The cranks are, of course, beautiful. I do run the BB with only the lightest smearing of grease though as I felt they did accumulate grit and grime easily. I also run the silver 25-year anniversary Crankbrothers Mallet Es. It's funny, I'm lucky enough to see a lot of new tech and often don't get overexcited - however, there was just something about the silver Mallets that captured my imagination. I thought they looked just fantastic.
After arguing with the Mikes
about AXS at every turn, what is it doing on my bike? Well, I have a theory. I think that the robotic mech is simply too powerful for some bikes, and it twists the hanger slightly. I think that this is one of the reasons for the new interface that we're seeing on pros bikes. On some bikes, AXS works flawlessly, and I mean flawlessly, but on flimsy down country bikes held together by the odd 2mm diameter bolt, some bailing twine and a fair amount of hope, a lot of the time the shifting just isn't up to par. On enduro bikes such as this though, the shift is fantastic. Plus, the wireless functionality lets me run my brake line through its internal slot and compliments the clean look even more.
The last piece is the KMC 12-speed bike chain, the Burgtec 32t chainring and the OneUp chain device. In 2022, you kind of just assume that everything works with everything, and it's a good reminder of how lucky we are that it almost always does. The chain sounds like an M2 Browning as it rattles over the chainring at even the slightest hint of moisture. If you use wet lube to try and negate this then the dirt also clings to the chain and, again, makes it sound like a spoon down a washboard. Another fun quirk is the long teeth of the chainring slightly protruding past the bash guard. Needless to say, they didn't last long. I don't like the word ecosystem
when it comes to bikes.
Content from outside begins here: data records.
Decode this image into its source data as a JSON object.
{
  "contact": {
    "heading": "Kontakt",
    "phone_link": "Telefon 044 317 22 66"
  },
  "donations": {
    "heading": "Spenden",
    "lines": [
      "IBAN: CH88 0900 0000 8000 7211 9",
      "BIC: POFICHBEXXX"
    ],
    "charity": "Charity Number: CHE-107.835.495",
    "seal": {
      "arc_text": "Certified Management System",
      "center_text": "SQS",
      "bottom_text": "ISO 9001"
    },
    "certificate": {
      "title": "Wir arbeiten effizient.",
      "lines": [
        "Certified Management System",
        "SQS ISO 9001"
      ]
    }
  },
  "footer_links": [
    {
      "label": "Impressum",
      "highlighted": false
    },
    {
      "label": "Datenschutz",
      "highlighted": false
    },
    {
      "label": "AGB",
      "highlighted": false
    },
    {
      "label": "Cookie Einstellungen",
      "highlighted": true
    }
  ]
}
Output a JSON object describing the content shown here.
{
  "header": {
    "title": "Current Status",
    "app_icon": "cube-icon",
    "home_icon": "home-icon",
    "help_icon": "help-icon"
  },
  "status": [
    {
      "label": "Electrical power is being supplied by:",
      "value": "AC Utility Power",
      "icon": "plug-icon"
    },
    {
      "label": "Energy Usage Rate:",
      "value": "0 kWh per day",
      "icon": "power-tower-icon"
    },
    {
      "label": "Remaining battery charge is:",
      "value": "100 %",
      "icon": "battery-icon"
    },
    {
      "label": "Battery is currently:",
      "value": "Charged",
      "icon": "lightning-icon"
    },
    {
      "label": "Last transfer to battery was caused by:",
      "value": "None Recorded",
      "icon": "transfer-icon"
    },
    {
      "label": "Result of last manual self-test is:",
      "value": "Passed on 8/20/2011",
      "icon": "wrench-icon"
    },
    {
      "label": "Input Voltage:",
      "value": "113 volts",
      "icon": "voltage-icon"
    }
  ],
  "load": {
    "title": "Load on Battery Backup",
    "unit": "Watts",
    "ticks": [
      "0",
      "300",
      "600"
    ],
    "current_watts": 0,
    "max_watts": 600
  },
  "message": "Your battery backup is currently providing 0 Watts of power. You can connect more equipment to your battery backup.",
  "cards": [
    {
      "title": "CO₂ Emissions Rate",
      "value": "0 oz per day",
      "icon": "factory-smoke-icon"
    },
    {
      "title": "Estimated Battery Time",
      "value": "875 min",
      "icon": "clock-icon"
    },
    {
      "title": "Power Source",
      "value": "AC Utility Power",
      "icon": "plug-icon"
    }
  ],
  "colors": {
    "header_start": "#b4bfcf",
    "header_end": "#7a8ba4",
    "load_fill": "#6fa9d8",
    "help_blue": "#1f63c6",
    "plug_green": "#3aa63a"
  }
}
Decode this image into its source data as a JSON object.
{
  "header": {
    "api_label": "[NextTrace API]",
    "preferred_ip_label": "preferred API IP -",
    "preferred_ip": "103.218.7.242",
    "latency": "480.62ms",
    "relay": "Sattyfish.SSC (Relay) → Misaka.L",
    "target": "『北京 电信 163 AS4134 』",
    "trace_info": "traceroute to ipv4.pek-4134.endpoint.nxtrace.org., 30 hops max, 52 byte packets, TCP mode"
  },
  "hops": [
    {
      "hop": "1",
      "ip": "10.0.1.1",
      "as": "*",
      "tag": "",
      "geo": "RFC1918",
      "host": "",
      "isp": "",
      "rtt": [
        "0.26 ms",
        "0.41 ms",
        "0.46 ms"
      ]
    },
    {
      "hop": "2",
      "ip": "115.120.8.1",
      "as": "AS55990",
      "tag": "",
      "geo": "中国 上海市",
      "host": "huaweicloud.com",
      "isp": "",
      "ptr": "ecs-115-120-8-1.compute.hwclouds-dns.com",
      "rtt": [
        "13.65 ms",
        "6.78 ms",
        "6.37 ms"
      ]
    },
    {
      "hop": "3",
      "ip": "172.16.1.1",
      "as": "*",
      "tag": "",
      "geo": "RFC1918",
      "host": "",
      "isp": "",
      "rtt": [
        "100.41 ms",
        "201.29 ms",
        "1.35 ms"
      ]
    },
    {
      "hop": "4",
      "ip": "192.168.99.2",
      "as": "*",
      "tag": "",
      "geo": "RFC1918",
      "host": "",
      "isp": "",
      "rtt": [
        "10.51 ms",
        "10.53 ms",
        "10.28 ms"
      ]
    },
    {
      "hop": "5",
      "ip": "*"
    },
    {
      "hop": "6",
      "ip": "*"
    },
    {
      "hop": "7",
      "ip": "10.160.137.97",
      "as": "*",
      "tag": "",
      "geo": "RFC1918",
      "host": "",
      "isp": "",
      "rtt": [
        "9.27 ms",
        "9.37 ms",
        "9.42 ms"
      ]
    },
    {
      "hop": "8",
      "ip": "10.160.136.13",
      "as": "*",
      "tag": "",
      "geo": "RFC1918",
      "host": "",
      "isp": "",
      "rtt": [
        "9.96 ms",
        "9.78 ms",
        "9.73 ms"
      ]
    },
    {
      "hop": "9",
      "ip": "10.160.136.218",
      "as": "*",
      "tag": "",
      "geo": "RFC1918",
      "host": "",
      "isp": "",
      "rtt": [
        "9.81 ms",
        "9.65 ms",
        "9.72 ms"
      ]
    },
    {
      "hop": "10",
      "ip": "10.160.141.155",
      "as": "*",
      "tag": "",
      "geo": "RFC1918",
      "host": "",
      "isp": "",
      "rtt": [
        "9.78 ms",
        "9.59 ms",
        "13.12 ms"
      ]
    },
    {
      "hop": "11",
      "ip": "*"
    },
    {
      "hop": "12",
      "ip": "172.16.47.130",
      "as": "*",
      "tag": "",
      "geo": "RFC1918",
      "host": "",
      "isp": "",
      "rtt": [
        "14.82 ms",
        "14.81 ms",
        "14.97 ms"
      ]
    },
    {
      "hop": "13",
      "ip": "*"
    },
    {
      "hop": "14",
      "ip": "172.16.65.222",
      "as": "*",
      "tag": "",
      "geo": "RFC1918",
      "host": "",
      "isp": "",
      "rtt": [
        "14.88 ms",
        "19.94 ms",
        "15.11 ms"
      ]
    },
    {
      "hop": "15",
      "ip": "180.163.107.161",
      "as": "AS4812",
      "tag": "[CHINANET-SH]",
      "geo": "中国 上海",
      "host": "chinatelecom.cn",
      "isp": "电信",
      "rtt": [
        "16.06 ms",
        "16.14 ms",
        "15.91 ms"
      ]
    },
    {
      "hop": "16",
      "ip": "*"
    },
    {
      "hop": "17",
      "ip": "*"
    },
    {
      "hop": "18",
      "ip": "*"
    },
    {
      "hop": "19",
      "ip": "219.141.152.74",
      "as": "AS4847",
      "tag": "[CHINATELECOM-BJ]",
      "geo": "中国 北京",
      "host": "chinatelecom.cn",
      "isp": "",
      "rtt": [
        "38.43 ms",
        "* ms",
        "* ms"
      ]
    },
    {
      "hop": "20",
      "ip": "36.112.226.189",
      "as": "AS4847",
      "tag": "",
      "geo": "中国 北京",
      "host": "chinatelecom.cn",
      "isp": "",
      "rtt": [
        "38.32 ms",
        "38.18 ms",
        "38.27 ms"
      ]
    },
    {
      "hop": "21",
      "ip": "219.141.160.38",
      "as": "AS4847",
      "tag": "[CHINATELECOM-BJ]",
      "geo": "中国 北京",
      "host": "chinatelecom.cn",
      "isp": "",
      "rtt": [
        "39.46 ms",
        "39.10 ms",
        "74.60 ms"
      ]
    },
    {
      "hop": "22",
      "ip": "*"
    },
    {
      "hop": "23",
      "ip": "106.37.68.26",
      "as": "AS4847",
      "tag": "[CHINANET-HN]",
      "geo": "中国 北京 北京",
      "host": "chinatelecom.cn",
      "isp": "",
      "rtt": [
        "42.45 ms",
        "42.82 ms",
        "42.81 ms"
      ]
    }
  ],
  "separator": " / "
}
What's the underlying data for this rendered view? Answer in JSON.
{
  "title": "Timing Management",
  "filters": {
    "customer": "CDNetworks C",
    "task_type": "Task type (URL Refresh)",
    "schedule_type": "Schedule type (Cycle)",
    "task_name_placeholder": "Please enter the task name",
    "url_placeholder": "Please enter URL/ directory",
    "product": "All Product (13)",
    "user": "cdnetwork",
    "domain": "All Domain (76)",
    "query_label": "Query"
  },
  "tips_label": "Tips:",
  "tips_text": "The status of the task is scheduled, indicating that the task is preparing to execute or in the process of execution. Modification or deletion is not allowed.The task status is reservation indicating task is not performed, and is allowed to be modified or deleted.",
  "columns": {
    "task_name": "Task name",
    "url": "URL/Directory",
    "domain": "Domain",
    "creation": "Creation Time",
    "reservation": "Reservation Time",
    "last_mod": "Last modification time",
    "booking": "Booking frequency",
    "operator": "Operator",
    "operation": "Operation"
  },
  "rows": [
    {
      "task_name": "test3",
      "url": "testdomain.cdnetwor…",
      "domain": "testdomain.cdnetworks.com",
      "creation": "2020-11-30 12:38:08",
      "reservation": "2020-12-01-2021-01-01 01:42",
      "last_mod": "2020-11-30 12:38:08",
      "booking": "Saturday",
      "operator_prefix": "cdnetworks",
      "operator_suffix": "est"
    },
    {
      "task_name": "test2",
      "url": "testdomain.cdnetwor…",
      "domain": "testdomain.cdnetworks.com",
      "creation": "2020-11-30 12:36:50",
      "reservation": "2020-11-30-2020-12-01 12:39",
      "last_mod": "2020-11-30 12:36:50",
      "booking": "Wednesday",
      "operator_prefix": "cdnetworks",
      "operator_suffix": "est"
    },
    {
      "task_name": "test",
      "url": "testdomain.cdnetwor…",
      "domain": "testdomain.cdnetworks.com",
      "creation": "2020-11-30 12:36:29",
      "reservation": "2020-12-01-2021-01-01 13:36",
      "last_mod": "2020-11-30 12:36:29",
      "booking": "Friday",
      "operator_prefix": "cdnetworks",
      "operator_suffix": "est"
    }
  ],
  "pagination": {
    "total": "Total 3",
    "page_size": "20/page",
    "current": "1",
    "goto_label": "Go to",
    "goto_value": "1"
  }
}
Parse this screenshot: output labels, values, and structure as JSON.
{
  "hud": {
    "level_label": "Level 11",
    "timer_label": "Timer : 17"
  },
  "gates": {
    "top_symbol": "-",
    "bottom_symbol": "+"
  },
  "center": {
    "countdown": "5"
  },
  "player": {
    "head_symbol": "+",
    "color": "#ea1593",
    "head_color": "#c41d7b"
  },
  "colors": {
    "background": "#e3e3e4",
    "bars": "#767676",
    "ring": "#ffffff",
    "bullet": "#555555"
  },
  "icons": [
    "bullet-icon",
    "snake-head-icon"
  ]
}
However, I do think there is something to be said for just running a complete setup. The SRAM chainring that came on the bike had slightly shorter teeth and stayed safely nestled under the protection of the bash. Plus, it was also silent.
On the front of the bike, I run some mid-skinny Race Face grips. I like the shape and channelled texture. I don't always go for skinny grips, but these are absolutely on the money. I think there is a sweet spot for grip strength and grip diameter. Sometimes grip can feel very comfortable but it only takes a little bit of extra cushion to reduce how much force your fingers can pull with. The texture rides well in the wet and after being on multiple bikes for over a year I think they're holding up very well.
The bars are OneUp's carbon bar. I just like the shape. The bar is paired to OneUp's 50mm stem length. I felt it just calmed down the front a little to have a longer stem, which is 10 mm longer than the stock one. Plus, I liked the slightly longer distance from the saddle when seated.
I also changed the 180mm OneUp post to the 210mm one, before shimming it down to 200mm. The saddle is the same stock one that came on the bike. I run a Garmin because I'm a nerd desperately seeking to find meaning in the world and staring at how many meters I've climbed, before having to explain what this even means as I talk about it to friends and family, is one way to do that.
For accessories, I sometimes cable tie a small pump to the Nukeproof Carbon bottle cage. The cage itself is a lesson in humility itself. When my last cage started dropping bottles while riding in Morzine, my friend and I went to a bike shop. The only options on the wall were versions of the same cage that was proving itself incapable of holding a bottle, $5 metal ones and this $40ish dollar carbon wonder. I deliberated, tempted by the sheer indulgence of that raw carbon, and I was eventually goaded by my friend to spend a not-inconsiderable amount on a cage as a treat. Needless to say, the tab at the top snapped off immediately on the first day. Funnily though, it still works and makes entry even easier and available from both sides.
How's It Ride?